The analysis of the rotational component of vector frontogenesis reveals that the tilting term is negative in the all cases, leading to anticyclonic rotation of the isentropes. The vorticity term is positive and the dominant one in all the cases, coincident with the region of positive vorticity. It results in the cyclonic rotation of the isentropes relative to the mean flow, thereby initiating cold advection along the front. The deformation term is positive (negative) on the upstream (downstream) side of the front.This research investigates the evolution of middle-and upper-level fronts in three frontal cyclones. The first case occurred over the northern Mediterranean in February 2005 and the other cases were located over the Middle-East region and Iran during November and December 2004. The version 5 of the meso - scale model (MM5) was run for the all cases, with 75 km × 75 km horizontal resolution. The boundary conditions were determined from the (United States) National Center for Environmental Prediction (NCEP) – National Center for Atmospheric Research (NCAR) reanalysis. Using the model outputs, including wind and temperature fields, the vector frontogenesis was calculated for each grid point in the different levels. Then, the changes in the magnitude and direction of the horizontal potential temperature gradient along the three upper-level fronts were diagnosed. The vector frontogenesis has two rotational and scalar components. The scalar component comprises three terms related to divergence, deformation, and tilting, whereas the rotational component comprises three terms related to vorticity, deformation, and tilting.

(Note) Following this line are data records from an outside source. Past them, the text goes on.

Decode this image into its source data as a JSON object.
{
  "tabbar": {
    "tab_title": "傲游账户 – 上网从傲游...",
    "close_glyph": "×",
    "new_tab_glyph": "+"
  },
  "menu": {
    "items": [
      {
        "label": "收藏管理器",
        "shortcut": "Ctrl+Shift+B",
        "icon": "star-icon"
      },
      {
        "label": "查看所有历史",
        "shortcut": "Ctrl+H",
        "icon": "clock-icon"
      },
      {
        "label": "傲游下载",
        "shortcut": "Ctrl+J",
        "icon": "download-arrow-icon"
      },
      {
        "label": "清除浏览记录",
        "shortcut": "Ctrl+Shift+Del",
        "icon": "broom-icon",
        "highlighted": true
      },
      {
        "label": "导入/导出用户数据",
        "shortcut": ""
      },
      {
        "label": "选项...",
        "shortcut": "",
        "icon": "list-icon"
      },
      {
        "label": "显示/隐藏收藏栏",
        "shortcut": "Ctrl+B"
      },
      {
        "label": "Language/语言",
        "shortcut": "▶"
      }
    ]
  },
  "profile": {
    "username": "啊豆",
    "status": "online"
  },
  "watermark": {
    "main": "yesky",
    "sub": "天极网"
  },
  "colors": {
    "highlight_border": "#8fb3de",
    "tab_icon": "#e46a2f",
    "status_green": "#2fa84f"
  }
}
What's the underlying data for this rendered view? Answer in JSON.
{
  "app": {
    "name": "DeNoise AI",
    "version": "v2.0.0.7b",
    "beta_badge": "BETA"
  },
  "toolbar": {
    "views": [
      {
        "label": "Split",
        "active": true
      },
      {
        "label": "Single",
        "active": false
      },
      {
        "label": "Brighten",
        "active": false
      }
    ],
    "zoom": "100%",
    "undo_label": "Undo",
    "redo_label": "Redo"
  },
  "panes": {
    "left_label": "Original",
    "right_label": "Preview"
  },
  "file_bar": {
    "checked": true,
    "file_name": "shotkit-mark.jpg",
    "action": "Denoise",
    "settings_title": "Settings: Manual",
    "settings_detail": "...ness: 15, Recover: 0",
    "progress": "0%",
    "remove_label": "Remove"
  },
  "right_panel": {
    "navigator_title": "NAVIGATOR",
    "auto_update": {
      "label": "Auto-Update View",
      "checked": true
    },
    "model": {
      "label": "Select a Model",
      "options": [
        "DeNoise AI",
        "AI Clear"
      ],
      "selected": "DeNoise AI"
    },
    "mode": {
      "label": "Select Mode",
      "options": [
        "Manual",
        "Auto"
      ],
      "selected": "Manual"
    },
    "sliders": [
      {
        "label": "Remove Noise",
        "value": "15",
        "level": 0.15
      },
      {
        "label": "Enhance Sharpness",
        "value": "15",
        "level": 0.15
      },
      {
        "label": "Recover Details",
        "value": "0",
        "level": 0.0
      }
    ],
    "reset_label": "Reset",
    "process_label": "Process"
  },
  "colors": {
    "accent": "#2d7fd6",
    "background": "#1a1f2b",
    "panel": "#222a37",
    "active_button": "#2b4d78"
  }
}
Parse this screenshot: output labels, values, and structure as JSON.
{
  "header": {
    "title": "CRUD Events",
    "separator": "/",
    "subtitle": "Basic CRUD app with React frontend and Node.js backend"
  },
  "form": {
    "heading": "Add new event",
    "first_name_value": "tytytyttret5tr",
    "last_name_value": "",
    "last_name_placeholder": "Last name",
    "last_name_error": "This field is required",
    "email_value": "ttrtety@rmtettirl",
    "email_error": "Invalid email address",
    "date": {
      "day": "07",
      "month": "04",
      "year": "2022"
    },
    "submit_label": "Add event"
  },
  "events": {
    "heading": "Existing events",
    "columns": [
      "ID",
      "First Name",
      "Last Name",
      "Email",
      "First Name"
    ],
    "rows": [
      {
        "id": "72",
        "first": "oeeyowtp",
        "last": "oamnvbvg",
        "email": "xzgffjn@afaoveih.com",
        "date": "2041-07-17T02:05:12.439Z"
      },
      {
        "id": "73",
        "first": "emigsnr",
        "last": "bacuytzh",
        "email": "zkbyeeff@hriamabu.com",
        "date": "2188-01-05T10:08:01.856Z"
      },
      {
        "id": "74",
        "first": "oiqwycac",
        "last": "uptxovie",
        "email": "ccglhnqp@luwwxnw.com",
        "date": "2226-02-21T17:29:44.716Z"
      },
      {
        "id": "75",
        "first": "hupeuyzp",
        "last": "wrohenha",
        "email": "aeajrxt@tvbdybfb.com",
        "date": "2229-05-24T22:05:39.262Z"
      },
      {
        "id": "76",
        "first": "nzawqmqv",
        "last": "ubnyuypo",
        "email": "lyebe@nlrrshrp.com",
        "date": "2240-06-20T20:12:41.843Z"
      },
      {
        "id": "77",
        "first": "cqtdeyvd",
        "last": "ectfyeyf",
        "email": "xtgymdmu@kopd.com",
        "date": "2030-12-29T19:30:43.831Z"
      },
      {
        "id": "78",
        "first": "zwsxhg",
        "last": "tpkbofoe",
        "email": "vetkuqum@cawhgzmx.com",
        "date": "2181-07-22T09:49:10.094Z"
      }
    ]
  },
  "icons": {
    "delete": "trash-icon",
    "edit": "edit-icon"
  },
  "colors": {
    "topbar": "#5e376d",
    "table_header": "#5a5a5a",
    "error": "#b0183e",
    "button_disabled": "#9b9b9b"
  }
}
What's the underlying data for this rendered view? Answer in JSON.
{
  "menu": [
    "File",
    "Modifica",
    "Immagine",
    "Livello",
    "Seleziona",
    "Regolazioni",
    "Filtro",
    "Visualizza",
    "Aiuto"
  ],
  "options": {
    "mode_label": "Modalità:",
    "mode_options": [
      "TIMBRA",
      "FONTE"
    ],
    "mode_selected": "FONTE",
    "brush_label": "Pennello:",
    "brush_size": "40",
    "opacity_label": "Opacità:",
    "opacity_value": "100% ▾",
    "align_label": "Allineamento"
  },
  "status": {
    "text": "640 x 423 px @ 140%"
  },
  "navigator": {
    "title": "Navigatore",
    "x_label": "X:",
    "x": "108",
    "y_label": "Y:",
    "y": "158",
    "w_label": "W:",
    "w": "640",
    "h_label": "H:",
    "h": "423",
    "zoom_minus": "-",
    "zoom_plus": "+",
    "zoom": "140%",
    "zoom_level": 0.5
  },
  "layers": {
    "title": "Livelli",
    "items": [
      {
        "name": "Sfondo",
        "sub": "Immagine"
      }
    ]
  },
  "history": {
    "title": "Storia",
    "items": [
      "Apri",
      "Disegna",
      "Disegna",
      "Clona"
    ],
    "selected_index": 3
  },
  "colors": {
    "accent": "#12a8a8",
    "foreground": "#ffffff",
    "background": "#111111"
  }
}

Results of the calculations for scalar component of vector frontogenesis show that divergence term is smaller than deformation term in the all cases. Both terms are positive in the first and third cases, leading to frontogenesis, but they caused frontolysis in the second case. Besides, the tilting term leads to frontogenesis in the second and third cases, and is dominated along the front in the region of active frontogenesis. Against, the tilting term is negative in the first case, indicating that the total frontogenesis is primarily a result of the deformation term.
The analysis of the rotational component of vector frontogenesis reveals that the tilting term is negative in the all cases, leading to anticyclonic rotation of the isentropes. The vorticity term is positive and the dominant one in all the cases, coincident with the region of positive vorticity. It results in the cyclonic rotation of the isentropes relative to the mean flow, thereby initiating cold advection along the front. The deformation term is positive (negative) on the upstream (downstream) side of the front.https://jesphys.ut.ac.ir/article_18987_edafabeb0a67c0e51f1387fe30ae6fdd.pdf